Dataset rows describing interfaces:
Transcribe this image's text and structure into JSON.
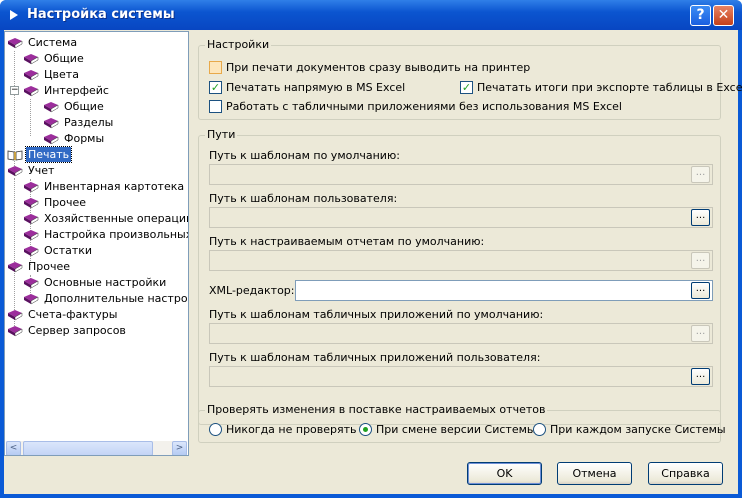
{
  "window": {
    "title": "Настройка системы",
    "help_glyph": "?",
    "close_glyph": "✕"
  },
  "tree": {
    "items": [
      {
        "label": "Система"
      },
      {
        "label": "Общие"
      },
      {
        "label": "Цвета"
      },
      {
        "label": "Интерфейс"
      },
      {
        "label": "Общие"
      },
      {
        "label": "Разделы"
      },
      {
        "label": "Формы"
      },
      {
        "label": "Печать"
      },
      {
        "label": "Учет"
      },
      {
        "label": "Инвентарная картотека"
      },
      {
        "label": "Прочее"
      },
      {
        "label": "Хозяйственные операции"
      },
      {
        "label": "Настройка произвольных д"
      },
      {
        "label": "Остатки"
      },
      {
        "label": "Прочее"
      },
      {
        "label": "Основные настройки"
      },
      {
        "label": "Дополнительные настройк"
      },
      {
        "label": "Счета-фактуры"
      },
      {
        "label": "Сервер запросов"
      }
    ],
    "selected": "Печать"
  },
  "settings": {
    "title": "Настройки",
    "checks": [
      {
        "label": "При печати документов сразу выводить на принтер",
        "checked": false
      },
      {
        "label": "Печатать напрямую в MS Excel",
        "checked": true
      },
      {
        "label": "Печатать итоги при экспорте  таблицы в Excel",
        "checked": true
      },
      {
        "label": "Работать с табличными приложениями без использования MS Excel",
        "checked": false
      }
    ]
  },
  "paths": {
    "title": "Пути",
    "fields": [
      {
        "label": "Путь к шаблонам по умолчанию:",
        "value": ""
      },
      {
        "label": "Путь к шаблонам пользователя:",
        "value": ""
      },
      {
        "label": "Путь к настраиваемым отчетам по умолчанию:",
        "value": ""
      },
      {
        "label": "XML-редактор:",
        "value": ""
      },
      {
        "label": "Путь к шаблонам табличных приложений по умолчанию:",
        "value": ""
      },
      {
        "label": "Путь к шаблонам табличных приложений пользователя:",
        "value": ""
      }
    ],
    "browse_label": "..."
  },
  "check_changes": {
    "title": "Проверять изменения в поставке настраиваемых отчетов",
    "options": [
      "Никогда не проверять",
      "При смене версии Системы",
      "При каждом запуске Системы"
    ],
    "selected": "При смене версии Системы"
  },
  "buttons": {
    "ok": "OK",
    "cancel": "Отмена",
    "help": "Справка"
  },
  "scroll": {
    "left": "<",
    "right": ">"
  }
}
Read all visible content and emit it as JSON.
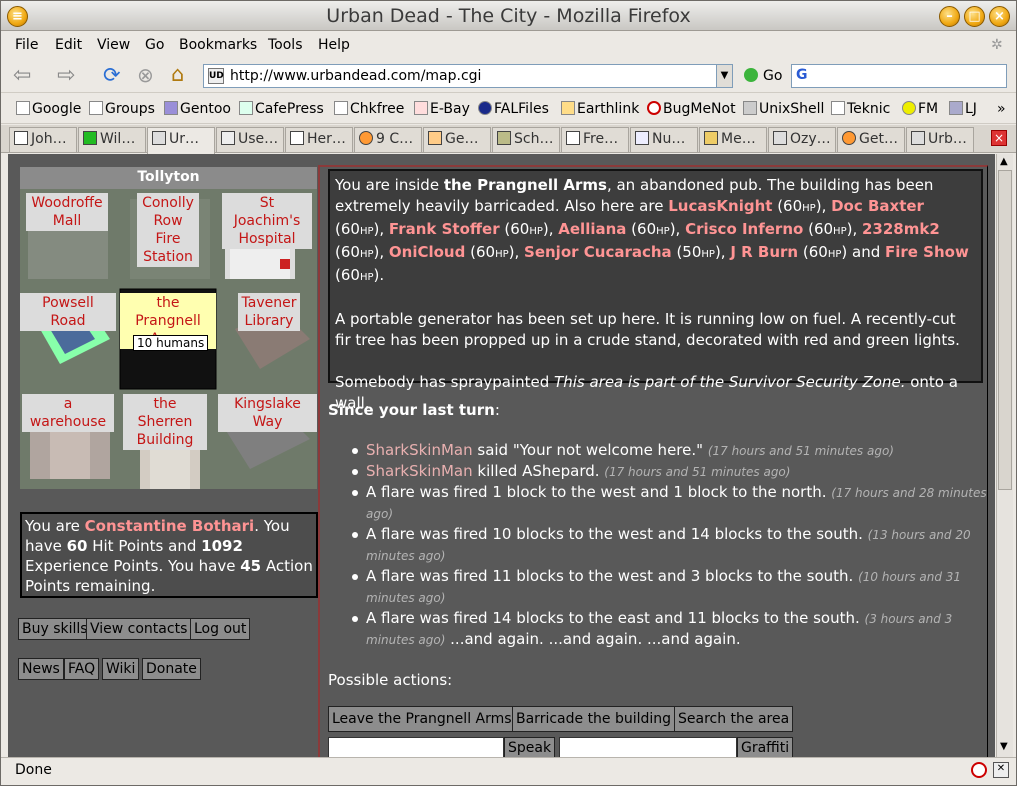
{
  "window": {
    "title": "Urban Dead - The City - Mozilla Firefox"
  },
  "menu": [
    "File",
    "Edit",
    "View",
    "Go",
    "Bookmarks",
    "Tools",
    "Help"
  ],
  "nav": {
    "url": "http://www.urbandead.com/map.cgi",
    "go_label": "Go"
  },
  "bookmarks": [
    "Google",
    "Groups",
    "Gentoo",
    "CafePress",
    "Chkfree",
    "E-Bay",
    "FALFiles",
    "Earthlink",
    "BugMeNot",
    "UnixShell",
    "Teknic",
    "FM",
    "LJ"
  ],
  "tabs": [
    "Joh…",
    "Wil…",
    "Ur…",
    "Use…",
    "Her…",
    "9 C…",
    "Ge…",
    "Sch…",
    "Fre…",
    "Nu…",
    "Me…",
    "Ozy…",
    "Get…",
    "Urb…"
  ],
  "map": {
    "suburb": "Tollyton",
    "cells": [
      "Woodroffe Mall",
      "Conolly Row Fire Station",
      "St Joachim's Hospital",
      "Powsell Road",
      "the Prangnell Arms",
      "Tavener Library",
      "a warehouse",
      "the Sherren Building",
      "Kingslake Way"
    ],
    "humans": "10 humans"
  },
  "player": {
    "p1": "You are ",
    "name": "Constantine Bothari",
    "p2": ". You have ",
    "hp": "60",
    "p3": " Hit Points and ",
    "xp": "1092",
    "p4": " Experience Points. You have ",
    "ap": "45",
    "p5": " Action Points remaining."
  },
  "links1": [
    "Buy skills",
    "View contacts",
    "Log out"
  ],
  "links2": [
    "News",
    "FAQ",
    "Wiki",
    "Donate"
  ],
  "description": {
    "intro": "You are inside ",
    "place": "the Prangnell Arms",
    "rest": ", an abandoned pub. The building has been extremely heavily barricaded. Also here are ",
    "people": [
      {
        "name": "LucasKnight",
        "hp": "60"
      },
      {
        "name": "Doc Baxter",
        "hp": "60"
      },
      {
        "name": "Frank Stoffer",
        "hp": "60"
      },
      {
        "name": "Aelliana",
        "hp": "60"
      },
      {
        "name": "Crisco Inferno",
        "hp": "60"
      },
      {
        "name": "2328mk2",
        "hp": "60"
      },
      {
        "name": "OniCloud",
        "hp": "60"
      },
      {
        "name": "Senjor Cucaracha",
        "hp": "50"
      },
      {
        "name": "J R Burn",
        "hp": "60"
      },
      {
        "name": "Fire Show",
        "hp": "60"
      }
    ],
    "hp_unit": "HP",
    "and_word": "and",
    "para2": "A portable generator has been set up here. It is running low on fuel. A recently-cut fir tree has been propped up in a crude stand, decorated with red and green lights.",
    "graffiti_pre": "Somebody has spraypainted ",
    "graffiti": "This area is part of the Survivor Security Zone.",
    "graffiti_post": " onto a wall."
  },
  "since": "Since your last turn",
  "events": [
    {
      "actor": "SharkSkinMan",
      "text": " said \"Your not welcome here.\"",
      "ago": "(17 hours and 51 minutes ago)"
    },
    {
      "actor": "SharkSkinMan",
      "text": " killed AShepard.",
      "ago": "(17 hours and 51 minutes ago)"
    },
    {
      "actor": "",
      "text": "A flare was fired 1 block to the west and 1 block to the north.",
      "ago": "(17 hours and 28 minutes ago)"
    },
    {
      "actor": "",
      "text": "A flare was fired 10 blocks to the west and 14 blocks to the south.",
      "ago": "(13 hours and 20 minutes ago)"
    },
    {
      "actor": "",
      "text": "A flare was fired 11 blocks to the west and 3 blocks to the south.",
      "ago": "(10 hours and 31 minutes ago)"
    },
    {
      "actor": "",
      "text": "A flare was fired 14 blocks to the east and 11 blocks to the south.",
      "ago": "(3 hours and 3 minutes ago)",
      "tail": " ...and again. ...and again. ...and again."
    }
  ],
  "possible": "Possible actions:",
  "actions": [
    "Leave the Prangnell Arms",
    "Barricade the building",
    "Search the area"
  ],
  "speak_label": "Speak",
  "graffiti_label": "Graffiti",
  "status": "Done"
}
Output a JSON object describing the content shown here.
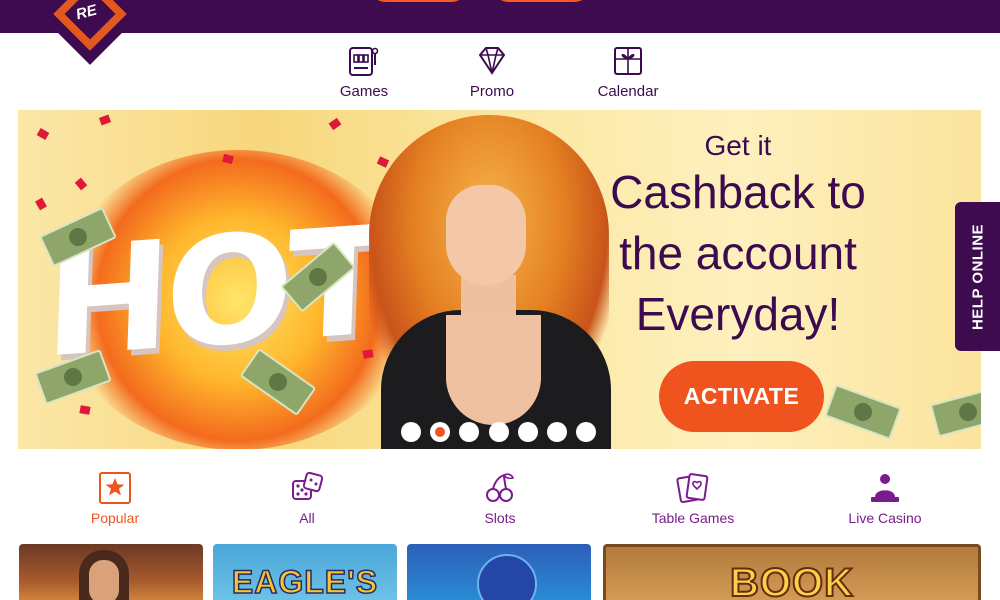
{
  "header": {
    "logo_text": "RE",
    "logo_icon": "slots-diamond-logo"
  },
  "topnav": [
    {
      "label": "Games",
      "icon": "slot-machine-icon"
    },
    {
      "label": "Promo",
      "icon": "diamond-icon"
    },
    {
      "label": "Calendar",
      "icon": "gift-calendar-icon"
    }
  ],
  "banner": {
    "hot_text": "HOT",
    "line1": "Get it",
    "line2": "Cashback to",
    "line3": "the account",
    "line4": "Everyday!",
    "button": "ACTIVATE",
    "slide_count": 7,
    "active_slide": 2
  },
  "help": {
    "label": "HELP ONLINE"
  },
  "categories": [
    {
      "label": "Popular",
      "icon": "star-icon",
      "active": true
    },
    {
      "label": "All",
      "icon": "dice-icon",
      "active": false
    },
    {
      "label": "Slots",
      "icon": "cherry-icon",
      "active": false
    },
    {
      "label": "Table Games",
      "icon": "cards-icon",
      "active": false
    },
    {
      "label": "Live Casino",
      "icon": "dealer-icon",
      "active": false
    }
  ],
  "games": [
    {
      "title": ""
    },
    {
      "title": "EAGLE'S"
    },
    {
      "title": ""
    },
    {
      "title": "BOOK"
    }
  ],
  "colors": {
    "brand": "#3d0b4e",
    "accent": "#f0541e",
    "category_text": "#7a1c8e"
  }
}
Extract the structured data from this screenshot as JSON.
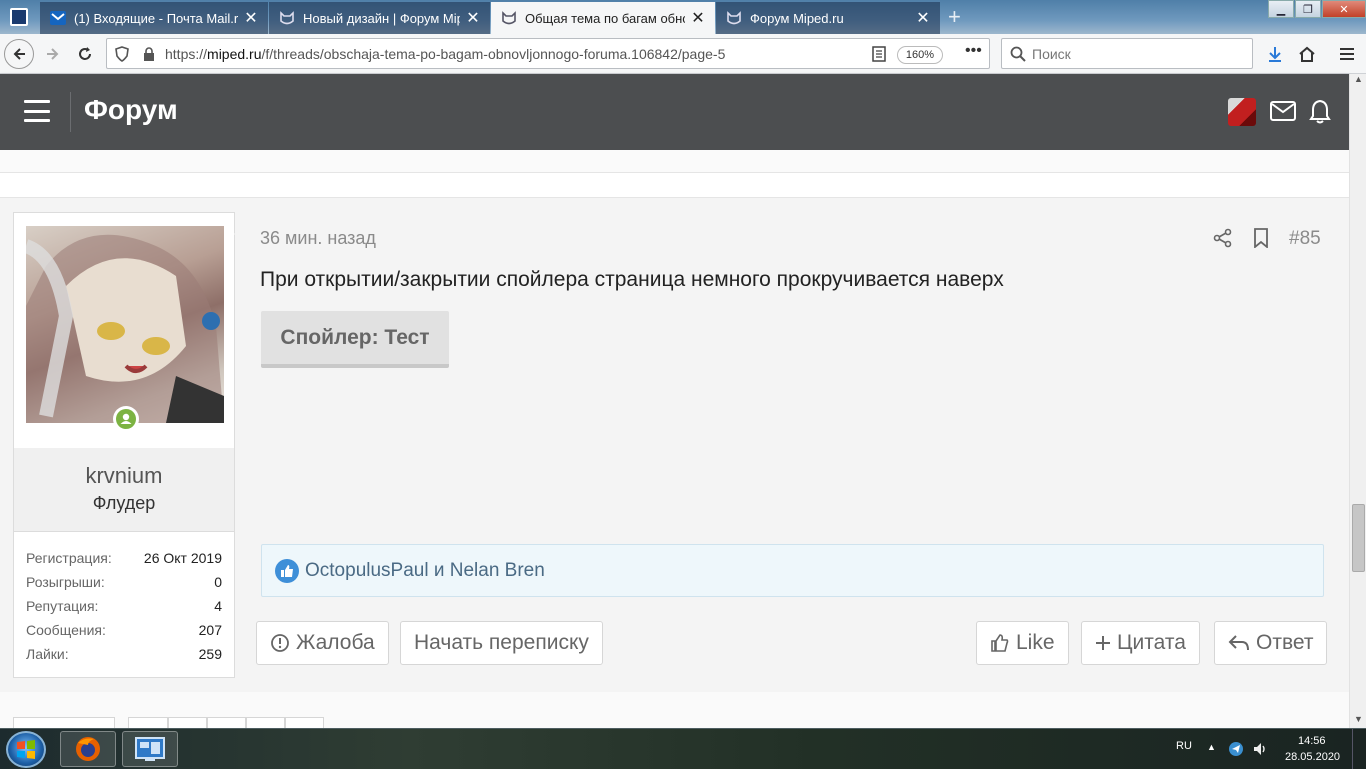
{
  "browser": {
    "tabs": [
      {
        "title": "(1) Входящие - Почта Mail.ru",
        "active": false
      },
      {
        "title": "Новый дизайн | Форум Miped",
        "active": false
      },
      {
        "title": "Общая тема по багам обновл",
        "active": true
      },
      {
        "title": "Форум Miped.ru",
        "active": false
      }
    ],
    "url_domain": "miped.ru",
    "url_prefix": "https://",
    "url_path": "/f/threads/obschaja-tema-po-bagam-obnovljonnogo-foruma.106842/page-5",
    "zoom": "160%",
    "search_placeholder": "Поиск"
  },
  "site": {
    "title": "Форум"
  },
  "post": {
    "time": "36 мин. назад",
    "number": "#85",
    "text": "При открытии/закрытии спойлера страница немного прокручивается наверх",
    "spoiler_label": "Спойлер: Тест",
    "likes_text": "OctopulusPaul и Nelan Bren",
    "buttons": {
      "report": "Жалоба",
      "conversation": "Начать переписку",
      "like": "Like",
      "quote": "Цитата",
      "reply": "Ответ"
    }
  },
  "user": {
    "name": "krvnium",
    "title": "Флудер",
    "stats": [
      {
        "label": "Регистрация:",
        "value": "26 Окт 2019"
      },
      {
        "label": "Розыгрыши:",
        "value": "0"
      },
      {
        "label": "Репутация:",
        "value": "4"
      },
      {
        "label": "Сообщения:",
        "value": "207"
      },
      {
        "label": "Лайки:",
        "value": "259"
      }
    ]
  },
  "taskbar": {
    "lang": "RU",
    "time": "14:56",
    "date": "28.05.2020"
  },
  "colors": {
    "header": "#4c4e50",
    "online": "#7cb342",
    "like_blue": "#3e8fd8"
  }
}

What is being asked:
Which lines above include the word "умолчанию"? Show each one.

Solution:
        "label": "Путь к шаблонам по умолчанию:",
        "label": "Путь к настраиваемым отчетам по умолчанию:",
        "label": "Путь к шаблонам табличных приложений по умолчанию:",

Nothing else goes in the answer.